START RECORD EXCERPTS

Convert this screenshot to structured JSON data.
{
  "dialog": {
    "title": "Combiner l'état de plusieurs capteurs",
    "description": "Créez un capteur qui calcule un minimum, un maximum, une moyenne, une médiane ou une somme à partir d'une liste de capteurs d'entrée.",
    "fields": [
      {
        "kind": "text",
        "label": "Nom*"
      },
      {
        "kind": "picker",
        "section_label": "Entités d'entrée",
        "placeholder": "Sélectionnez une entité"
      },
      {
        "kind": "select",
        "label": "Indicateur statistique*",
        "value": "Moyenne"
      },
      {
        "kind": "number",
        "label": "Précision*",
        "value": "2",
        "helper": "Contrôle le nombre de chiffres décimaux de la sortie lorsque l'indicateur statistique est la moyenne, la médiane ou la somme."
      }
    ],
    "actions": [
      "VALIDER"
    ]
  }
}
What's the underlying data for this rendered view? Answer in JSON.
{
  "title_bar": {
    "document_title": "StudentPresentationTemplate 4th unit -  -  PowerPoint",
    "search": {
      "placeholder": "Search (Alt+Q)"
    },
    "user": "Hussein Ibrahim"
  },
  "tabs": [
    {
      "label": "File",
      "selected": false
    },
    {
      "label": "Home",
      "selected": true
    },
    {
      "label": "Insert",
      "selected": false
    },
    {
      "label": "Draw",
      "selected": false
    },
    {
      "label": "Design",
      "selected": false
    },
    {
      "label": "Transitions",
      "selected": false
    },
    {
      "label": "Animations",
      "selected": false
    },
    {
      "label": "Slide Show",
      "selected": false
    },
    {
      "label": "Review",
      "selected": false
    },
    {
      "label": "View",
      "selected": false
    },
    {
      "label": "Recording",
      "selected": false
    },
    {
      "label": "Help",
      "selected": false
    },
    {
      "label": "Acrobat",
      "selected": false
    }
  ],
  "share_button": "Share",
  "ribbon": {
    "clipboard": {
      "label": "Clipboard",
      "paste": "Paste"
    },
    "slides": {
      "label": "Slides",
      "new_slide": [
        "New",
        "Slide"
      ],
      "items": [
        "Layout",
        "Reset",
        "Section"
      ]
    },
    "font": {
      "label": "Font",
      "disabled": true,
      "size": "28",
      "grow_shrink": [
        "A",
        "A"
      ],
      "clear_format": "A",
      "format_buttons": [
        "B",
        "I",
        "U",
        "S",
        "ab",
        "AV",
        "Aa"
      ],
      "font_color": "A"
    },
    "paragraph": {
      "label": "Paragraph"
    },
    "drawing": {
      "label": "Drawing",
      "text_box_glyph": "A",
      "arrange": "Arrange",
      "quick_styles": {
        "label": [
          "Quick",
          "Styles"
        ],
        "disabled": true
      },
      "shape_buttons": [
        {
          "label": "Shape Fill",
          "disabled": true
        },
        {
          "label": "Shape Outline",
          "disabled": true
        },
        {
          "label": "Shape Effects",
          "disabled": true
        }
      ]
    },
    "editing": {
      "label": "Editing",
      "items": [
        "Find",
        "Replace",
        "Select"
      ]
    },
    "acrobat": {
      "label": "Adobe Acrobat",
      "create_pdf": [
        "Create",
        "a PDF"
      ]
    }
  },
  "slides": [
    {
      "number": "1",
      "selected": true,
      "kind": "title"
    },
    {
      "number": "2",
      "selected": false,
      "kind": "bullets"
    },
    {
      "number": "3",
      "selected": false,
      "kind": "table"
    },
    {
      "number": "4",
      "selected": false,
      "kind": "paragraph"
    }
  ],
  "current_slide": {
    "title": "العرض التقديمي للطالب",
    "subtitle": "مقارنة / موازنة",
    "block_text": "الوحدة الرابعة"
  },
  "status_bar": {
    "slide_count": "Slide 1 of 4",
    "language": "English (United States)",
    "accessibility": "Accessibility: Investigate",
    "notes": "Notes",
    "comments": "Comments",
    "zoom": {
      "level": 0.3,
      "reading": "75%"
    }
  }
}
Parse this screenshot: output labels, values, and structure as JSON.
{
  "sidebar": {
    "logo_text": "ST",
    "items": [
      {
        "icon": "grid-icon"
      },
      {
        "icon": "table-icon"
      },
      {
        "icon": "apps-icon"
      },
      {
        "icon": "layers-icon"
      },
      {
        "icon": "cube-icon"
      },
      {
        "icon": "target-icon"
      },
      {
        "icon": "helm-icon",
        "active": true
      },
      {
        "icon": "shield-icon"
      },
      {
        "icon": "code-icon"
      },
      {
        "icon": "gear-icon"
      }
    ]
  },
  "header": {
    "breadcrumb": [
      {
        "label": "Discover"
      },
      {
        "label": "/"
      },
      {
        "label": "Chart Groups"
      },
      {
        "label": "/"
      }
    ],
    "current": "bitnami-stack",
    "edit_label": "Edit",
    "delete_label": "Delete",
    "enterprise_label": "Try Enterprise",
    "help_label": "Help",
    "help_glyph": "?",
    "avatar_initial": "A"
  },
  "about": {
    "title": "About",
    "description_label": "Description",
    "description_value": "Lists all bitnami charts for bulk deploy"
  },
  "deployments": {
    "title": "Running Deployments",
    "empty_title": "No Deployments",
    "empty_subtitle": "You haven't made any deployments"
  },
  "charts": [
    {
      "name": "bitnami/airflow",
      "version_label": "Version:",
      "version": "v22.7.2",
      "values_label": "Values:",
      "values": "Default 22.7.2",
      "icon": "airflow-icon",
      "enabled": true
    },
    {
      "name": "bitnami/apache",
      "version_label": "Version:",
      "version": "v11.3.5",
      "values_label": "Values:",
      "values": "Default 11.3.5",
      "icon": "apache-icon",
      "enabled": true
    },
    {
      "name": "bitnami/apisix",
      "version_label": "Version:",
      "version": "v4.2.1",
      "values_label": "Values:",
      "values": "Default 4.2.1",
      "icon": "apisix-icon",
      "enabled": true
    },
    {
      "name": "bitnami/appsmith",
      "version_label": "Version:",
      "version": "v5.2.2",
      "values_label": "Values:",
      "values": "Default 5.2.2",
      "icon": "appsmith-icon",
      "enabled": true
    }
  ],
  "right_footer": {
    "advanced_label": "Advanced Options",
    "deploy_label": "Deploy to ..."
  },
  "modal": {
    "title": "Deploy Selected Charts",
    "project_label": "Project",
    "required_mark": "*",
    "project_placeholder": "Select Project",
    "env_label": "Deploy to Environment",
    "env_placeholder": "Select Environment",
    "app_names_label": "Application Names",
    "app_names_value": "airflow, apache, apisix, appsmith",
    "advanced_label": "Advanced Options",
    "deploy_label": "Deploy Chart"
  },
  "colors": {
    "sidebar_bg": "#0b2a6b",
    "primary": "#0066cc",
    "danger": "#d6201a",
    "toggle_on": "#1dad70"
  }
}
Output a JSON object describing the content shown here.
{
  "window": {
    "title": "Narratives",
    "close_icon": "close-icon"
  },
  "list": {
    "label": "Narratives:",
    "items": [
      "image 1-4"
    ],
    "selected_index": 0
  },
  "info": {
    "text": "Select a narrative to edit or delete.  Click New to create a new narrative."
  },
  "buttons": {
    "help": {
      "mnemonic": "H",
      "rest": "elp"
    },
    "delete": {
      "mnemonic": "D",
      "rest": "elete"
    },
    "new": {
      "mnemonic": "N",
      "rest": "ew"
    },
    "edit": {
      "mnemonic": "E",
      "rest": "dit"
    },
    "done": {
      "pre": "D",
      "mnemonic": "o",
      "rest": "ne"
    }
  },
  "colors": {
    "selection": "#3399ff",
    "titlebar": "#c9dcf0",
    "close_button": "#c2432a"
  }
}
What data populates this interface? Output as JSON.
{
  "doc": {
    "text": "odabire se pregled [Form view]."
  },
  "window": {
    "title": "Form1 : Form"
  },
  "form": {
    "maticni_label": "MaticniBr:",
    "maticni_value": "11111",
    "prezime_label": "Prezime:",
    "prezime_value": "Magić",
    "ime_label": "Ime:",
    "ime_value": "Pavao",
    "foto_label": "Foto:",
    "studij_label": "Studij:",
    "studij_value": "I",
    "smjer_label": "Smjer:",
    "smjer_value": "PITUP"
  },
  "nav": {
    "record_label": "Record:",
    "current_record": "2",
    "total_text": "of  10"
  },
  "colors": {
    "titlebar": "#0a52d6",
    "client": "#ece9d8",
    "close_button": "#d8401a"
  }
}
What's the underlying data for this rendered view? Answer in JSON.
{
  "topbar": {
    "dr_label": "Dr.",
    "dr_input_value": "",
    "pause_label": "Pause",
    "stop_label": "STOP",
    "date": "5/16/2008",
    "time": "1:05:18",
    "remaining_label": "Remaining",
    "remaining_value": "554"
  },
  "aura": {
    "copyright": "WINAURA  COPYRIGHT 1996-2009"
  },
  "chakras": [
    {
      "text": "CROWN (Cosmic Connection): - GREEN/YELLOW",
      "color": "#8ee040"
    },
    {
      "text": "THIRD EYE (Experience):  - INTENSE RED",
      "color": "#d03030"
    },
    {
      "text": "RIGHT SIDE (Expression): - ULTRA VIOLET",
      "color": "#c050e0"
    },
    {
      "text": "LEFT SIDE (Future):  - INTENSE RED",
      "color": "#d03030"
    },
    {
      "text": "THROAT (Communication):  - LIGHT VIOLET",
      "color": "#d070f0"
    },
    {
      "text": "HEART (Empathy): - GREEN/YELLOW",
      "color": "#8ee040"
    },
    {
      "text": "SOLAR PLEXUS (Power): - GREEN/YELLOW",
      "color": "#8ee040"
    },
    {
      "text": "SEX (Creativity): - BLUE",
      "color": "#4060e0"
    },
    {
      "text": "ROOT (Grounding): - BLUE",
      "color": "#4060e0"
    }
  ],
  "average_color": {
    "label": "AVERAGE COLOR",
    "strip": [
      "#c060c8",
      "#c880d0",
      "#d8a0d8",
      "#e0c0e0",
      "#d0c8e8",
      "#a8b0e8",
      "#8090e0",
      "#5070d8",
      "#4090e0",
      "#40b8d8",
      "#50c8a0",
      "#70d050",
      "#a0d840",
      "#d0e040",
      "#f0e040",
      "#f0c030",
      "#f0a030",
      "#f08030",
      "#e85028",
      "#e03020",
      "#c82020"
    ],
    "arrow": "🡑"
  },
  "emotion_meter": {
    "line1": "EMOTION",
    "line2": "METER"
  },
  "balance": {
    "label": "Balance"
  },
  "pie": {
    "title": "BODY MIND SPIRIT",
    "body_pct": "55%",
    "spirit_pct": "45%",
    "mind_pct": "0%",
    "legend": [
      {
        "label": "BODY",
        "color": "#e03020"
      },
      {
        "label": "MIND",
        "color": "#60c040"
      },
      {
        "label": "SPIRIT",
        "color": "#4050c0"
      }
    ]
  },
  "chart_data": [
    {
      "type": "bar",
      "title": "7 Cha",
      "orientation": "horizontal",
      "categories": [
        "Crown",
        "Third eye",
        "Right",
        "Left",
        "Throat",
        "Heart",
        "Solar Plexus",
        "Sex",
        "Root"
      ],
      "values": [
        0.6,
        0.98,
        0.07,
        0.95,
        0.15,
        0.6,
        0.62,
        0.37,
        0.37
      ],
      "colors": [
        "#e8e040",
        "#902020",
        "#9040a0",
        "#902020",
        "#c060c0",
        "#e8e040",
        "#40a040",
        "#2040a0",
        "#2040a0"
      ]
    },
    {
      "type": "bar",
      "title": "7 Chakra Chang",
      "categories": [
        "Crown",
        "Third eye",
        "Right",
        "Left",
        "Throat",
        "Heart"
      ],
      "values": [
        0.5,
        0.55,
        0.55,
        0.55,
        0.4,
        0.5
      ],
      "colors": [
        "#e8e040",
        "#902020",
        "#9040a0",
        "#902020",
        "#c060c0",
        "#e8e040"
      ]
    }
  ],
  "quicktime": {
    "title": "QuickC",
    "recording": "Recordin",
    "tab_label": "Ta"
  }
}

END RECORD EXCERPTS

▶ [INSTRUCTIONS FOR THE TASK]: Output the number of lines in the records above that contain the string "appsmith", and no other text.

▶ [WRITTEN ANSWER]: 3